* PROBLEM REQUIREMENTS: The data below calls for an exact copy.

[Element data from apps and pages]
+++
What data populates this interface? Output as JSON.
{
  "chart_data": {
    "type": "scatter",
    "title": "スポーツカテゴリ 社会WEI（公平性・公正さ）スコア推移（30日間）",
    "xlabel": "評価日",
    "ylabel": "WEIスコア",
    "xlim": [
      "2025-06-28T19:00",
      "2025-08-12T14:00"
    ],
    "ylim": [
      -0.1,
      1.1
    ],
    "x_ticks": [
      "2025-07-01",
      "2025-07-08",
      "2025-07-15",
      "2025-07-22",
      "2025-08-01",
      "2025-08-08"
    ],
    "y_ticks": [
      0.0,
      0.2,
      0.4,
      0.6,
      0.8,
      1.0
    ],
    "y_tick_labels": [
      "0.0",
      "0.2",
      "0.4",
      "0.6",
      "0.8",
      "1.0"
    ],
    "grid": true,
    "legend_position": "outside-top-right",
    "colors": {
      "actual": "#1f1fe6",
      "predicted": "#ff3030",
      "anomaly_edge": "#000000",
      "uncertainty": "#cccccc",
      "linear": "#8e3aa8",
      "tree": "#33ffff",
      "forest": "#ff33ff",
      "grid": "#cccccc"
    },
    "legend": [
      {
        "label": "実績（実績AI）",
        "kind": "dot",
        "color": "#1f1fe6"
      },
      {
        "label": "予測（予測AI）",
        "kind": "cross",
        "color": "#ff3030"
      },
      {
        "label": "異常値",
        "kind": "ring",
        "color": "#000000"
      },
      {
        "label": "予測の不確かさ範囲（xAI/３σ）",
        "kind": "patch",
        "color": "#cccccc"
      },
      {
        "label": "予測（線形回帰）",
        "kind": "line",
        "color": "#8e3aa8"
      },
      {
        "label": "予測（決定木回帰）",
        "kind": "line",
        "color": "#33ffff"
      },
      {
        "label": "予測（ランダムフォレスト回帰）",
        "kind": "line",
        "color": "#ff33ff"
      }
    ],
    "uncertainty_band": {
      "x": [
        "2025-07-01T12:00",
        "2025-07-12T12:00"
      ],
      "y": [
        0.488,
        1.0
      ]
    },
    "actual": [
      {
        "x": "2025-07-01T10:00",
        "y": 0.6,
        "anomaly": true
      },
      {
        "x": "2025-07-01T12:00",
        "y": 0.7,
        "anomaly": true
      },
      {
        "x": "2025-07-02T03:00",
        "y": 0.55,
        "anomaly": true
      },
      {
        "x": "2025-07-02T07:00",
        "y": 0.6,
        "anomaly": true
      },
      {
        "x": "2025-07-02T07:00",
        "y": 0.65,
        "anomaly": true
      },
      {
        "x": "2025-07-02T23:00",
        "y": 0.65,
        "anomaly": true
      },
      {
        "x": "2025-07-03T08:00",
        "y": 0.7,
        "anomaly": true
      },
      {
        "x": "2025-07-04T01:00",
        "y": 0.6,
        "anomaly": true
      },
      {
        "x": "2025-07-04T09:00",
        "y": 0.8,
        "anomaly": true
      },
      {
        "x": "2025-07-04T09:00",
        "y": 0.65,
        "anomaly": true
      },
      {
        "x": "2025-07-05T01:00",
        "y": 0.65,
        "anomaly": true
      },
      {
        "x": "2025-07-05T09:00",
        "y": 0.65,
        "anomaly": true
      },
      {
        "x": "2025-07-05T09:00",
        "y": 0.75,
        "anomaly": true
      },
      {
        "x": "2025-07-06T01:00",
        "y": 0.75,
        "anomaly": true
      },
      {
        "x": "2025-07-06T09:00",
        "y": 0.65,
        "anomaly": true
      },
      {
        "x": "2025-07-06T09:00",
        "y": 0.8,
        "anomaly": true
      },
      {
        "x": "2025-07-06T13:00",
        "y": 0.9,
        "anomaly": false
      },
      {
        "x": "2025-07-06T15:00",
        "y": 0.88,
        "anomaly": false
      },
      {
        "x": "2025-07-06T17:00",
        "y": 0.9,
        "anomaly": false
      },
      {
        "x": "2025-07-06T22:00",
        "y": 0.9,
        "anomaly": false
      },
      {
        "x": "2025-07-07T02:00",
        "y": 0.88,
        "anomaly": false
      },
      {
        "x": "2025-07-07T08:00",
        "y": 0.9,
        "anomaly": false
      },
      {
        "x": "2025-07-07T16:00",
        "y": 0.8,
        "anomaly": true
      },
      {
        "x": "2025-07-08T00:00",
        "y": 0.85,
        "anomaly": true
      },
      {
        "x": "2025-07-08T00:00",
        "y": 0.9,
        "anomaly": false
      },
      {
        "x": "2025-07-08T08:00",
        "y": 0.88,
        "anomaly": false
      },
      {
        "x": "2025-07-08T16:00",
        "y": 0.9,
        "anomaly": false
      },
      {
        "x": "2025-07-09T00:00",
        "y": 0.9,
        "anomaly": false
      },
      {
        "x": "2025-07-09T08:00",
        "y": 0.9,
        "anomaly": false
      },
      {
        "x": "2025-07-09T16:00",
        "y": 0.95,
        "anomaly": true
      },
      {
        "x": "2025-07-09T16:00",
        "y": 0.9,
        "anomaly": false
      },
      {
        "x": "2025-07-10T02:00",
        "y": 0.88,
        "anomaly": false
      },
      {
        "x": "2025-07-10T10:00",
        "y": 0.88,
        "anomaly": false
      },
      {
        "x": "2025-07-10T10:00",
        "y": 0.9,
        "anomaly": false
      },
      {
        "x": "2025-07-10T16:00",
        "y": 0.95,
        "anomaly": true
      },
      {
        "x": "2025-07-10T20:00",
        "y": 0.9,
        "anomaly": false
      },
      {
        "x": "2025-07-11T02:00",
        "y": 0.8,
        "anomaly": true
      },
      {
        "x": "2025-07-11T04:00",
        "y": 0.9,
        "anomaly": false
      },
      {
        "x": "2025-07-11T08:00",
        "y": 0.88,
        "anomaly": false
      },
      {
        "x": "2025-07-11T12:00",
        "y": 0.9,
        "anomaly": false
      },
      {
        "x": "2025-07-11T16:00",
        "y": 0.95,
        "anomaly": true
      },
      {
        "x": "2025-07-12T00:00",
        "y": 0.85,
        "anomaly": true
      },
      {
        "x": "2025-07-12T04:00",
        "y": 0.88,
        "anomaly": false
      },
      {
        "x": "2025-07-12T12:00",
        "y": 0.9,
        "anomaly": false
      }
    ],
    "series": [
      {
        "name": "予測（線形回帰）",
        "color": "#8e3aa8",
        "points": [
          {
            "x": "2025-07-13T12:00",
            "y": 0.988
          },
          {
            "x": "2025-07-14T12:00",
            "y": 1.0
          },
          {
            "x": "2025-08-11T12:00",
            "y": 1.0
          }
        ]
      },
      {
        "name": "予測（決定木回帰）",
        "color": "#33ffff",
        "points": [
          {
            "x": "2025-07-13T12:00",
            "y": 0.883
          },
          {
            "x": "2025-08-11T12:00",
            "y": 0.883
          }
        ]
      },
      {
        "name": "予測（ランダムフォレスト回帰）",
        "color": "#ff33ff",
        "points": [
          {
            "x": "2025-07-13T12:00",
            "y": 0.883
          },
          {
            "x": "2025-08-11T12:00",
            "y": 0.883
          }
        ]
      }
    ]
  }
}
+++
* RESPONSE TO THIS EXERCISE:
What data populates this interface? Output as JSON.
{
  "chart_data": {
    "type": "scatter",
    "title": "スポーツカテゴリ 社会WEI（公平性・公正さ）スコア推移（30日間）",
    "xlabel": "評価日",
    "ylabel": "WEIスコア",
    "xlim": [
      "2025-06-28T19:00",
      "2025-08-12T14:00"
    ],
    "ylim": [
      -0.1,
      1.1
    ],
    "x_ticks": [
      "2025-07-01",
      "2025-07-08",
      "2025-07-15",
      "2025-07-22",
      "2025-08-01",
      "2025-08-08"
    ],
    "y_ticks": [
      0.0,
      0.2,
      0.4,
      0.6,
      0.8,
      1.0
    ],
    "y_tick_labels": [
      "0.0",
      "0.2",
      "0.4",
      "0.6",
      "0.8",
      "1.0"
    ],
    "grid": true,
    "legend_position": "outside-top-right",
    "colors": {
      "actual": "#1f1fe6",
      "predicted": "#ff3030",
      "anomaly_edge": "#000000",
      "uncertainty": "#cccccc",
      "linear": "#8e3aa8",
      "tree": "#33ffff",
      "forest": "#ff33ff",
      "grid": "#cccccc"
    },
    "legend": [
      {
        "label": "実績（実績AI）",
        "kind": "dot",
        "color": "#1f1fe6"
      },
      {
        "label": "予測（予測AI）",
        "kind": "cross",
        "color": "#ff3030"
      },
      {
        "label": "異常値",
        "kind": "ring",
        "color": "#000000"
      },
      {
        "label": "予測の不確かさ範囲（xAI/３σ）",
        "kind": "patch",
        "color": "#cccccc"
      },
      {
        "label": "予測（線形回帰）",
        "kind": "line",
        "color": "#8e3aa8"
      },
      {
        "label": "予測（決定木回帰）",
        "kind": "line",
        "color": "#33ffff"
      },
      {
        "label": "予測（ランダムフォレスト回帰）",
        "kind": "line",
        "color": "#ff33ff"
      }
    ],
    "uncertainty_band": {
      "x": [
        "2025-07-01T12:00",
        "2025-07-12T12:00"
      ],
      "y": [
        0.488,
        1.0
      ]
    },
    "actual": [
      {
        "x": "2025-07-01T10:00",
        "y": 0.6,
        "anomaly": true
      },
      {
        "x": "2025-07-01T12:00",
        "y": 0.7,
        "anomaly": true
      },
      {
        "x": "2025-07-02T03:00",
        "y": 0.55,
        "anomaly": true
      },
      {
        "x": "2025-07-02T07:00",
        "y": 0.6,
        "anomaly": true
      },
      {
        "x": "2025-07-02T07:00",
        "y": 0.65,
        "anomaly": true
      },
      {
        "x": "2025-07-02T23:00",
        "y": 0.65,
        "anomaly": true
      },
      {
        "x": "2025-07-03T08:00",
        "y": 0.7,
        "anomaly": true
      },
      {
        "x": "2025-07-04T01:00",
        "y": 0.6,
        "anomaly": true
      },
      {
        "x": "2025-07-04T09:00",
        "y": 0.8,
        "anomaly": true
      },
      {
        "x": "2025-07-04T09:00",
        "y": 0.65,
        "anomaly": true
      },
      {
        "x": "2025-07-05T01:00",
        "y": 0.65,
        "anomaly": true
      },
      {
        "x": "2025-07-05T09:00",
        "y": 0.65,
        "anomaly": true
      },
      {
        "x": "2025-07-05T09:00",
        "y": 0.75,
        "anomaly": true
      },
      {
        "x": "2025-07-06T01:00",
        "y": 0.75,
        "anomaly": true
      },
      {
        "x": "2025-07-06T09:00",
        "y": 0.65,
        "anomaly": true
      },
      {
        "x": "2025-07-06T09:00",
        "y": 0.8,
        "anomaly": true
      },
      {
        "x": "2025-07-06T13:00",
        "y": 0.9,
        "anomaly": false
      },
      {
        "x": "2025-07-06T15:00",
        "y": 0.88,
        "anomaly": false
      },
      {
        "x": "2025-07-06T17:00",
        "y": 0.9,
        "anomaly": false
      },
      {
        "x": "2025-07-06T22:00",
        "y": 0.9,
        "anomaly": false
      },
      {
        "x": "2025-07-07T02:00",
        "y": 0.88,
        "anomaly": false
      },
      {
        "x": "2025-07-07T08:00",
        "y": 0.9,
        "anomaly": false
      },
      {
        "x": "2025-07-07T16:00",
        "y": 0.8,
        "anomaly": true
      },
      {
        "x": "2025-07-08T00:00",
        "y": 0.85,
        "anomaly": true
      },
      {
        "x": "2025-07-08T00:00",
        "y": 0.9,
        "anomaly": false
      },
      {
        "x": "2025-07-08T08:00",
        "y": 0.88,
        "anomaly": false
      },
      {
        "x": "2025-07-08T16:00",
        "y": 0.9,
        "anomaly": false
      },
      {
        "x": "2025-07-09T00:00",
        "y": 0.9,
        "anomaly": false
      },
      {
        "x": "2025-07-09T08:00",
        "y": 0.9,
        "anomaly": false
      },
      {
        "x": "2025-07-09T16:00",
        "y": 0.95,
        "anomaly": true
      },
      {
        "x": "2025-07-09T16:00",
        "y": 0.9,
        "anomaly": false
      },
      {
        "x": "2025-07-10T02:00",
        "y": 0.88,
        "anomaly": false
      },
      {
        "x": "2025-07-10T10:00",
        "y": 0.88,
        "anomaly": false
      },
      {
        "x": "2025-07-10T10:00",
        "y": 0.9,
        "anomaly": false
      },
      {
        "x": "2025-07-10T16:00",
        "y": 0.95,
        "anomaly": true
      },
      {
        "x": "2025-07-10T20:00",
        "y": 0.9,
        "anomaly": false
      },
      {
        "x": "2025-07-11T02:00",
        "y": 0.8,
        "anomaly": true
      },
      {
        "x": "2025-07-11T04:00",
        "y": 0.9,
        "anomaly": false
      },
      {
        "x": "2025-07-11T08:00",
        "y": 0.88,
        "anomaly": false
      },
      {
        "x": "2025-07-11T12:00",
        "y": 0.9,
        "anomaly": false
      },
      {
        "x": "2025-07-11T16:00",
        "y": 0.95,
        "anomaly": true
      },
      {
        "x": "2025-07-12T00:00",
        "y": 0.85,
        "anomaly": true
      },
      {
        "x": "2025-07-12T04:00",
        "y": 0.88,
        "anomaly": false
      },
      {
        "x": "2025-07-12T12:00",
        "y": 0.9,
        "anomaly": false
      }
    ],
    "series": [
      {
        "name": "予測（線形回帰）",
        "color": "#8e3aa8",
        "points": [
          {
            "x": "2025-07-13T12:00",
            "y": 0.988
          },
          {
            "x": "2025-07-14T12:00",
            "y": 1.0
          },
          {
            "x": "2025-08-11T12:00",
            "y": 1.0
          }
        ]
      },
      {
        "name": "予測（決定木回帰）",
        "color": "#33ffff",
        "points": [
          {
            "x": "2025-07-13T12:00",
            "y": 0.883
          },
          {
            "x": "2025-08-11T12:00",
            "y": 0.883
          }
        ]
      },
      {
        "name": "予測（ランダムフォレスト回帰）",
        "color": "#ff33ff",
        "points": [
          {
            "x": "2025-07-13T12:00",
            "y": 0.883
          },
          {
            "x": "2025-08-11T12:00",
            "y": 0.883
          }
        ]
      }
    ]
  }
}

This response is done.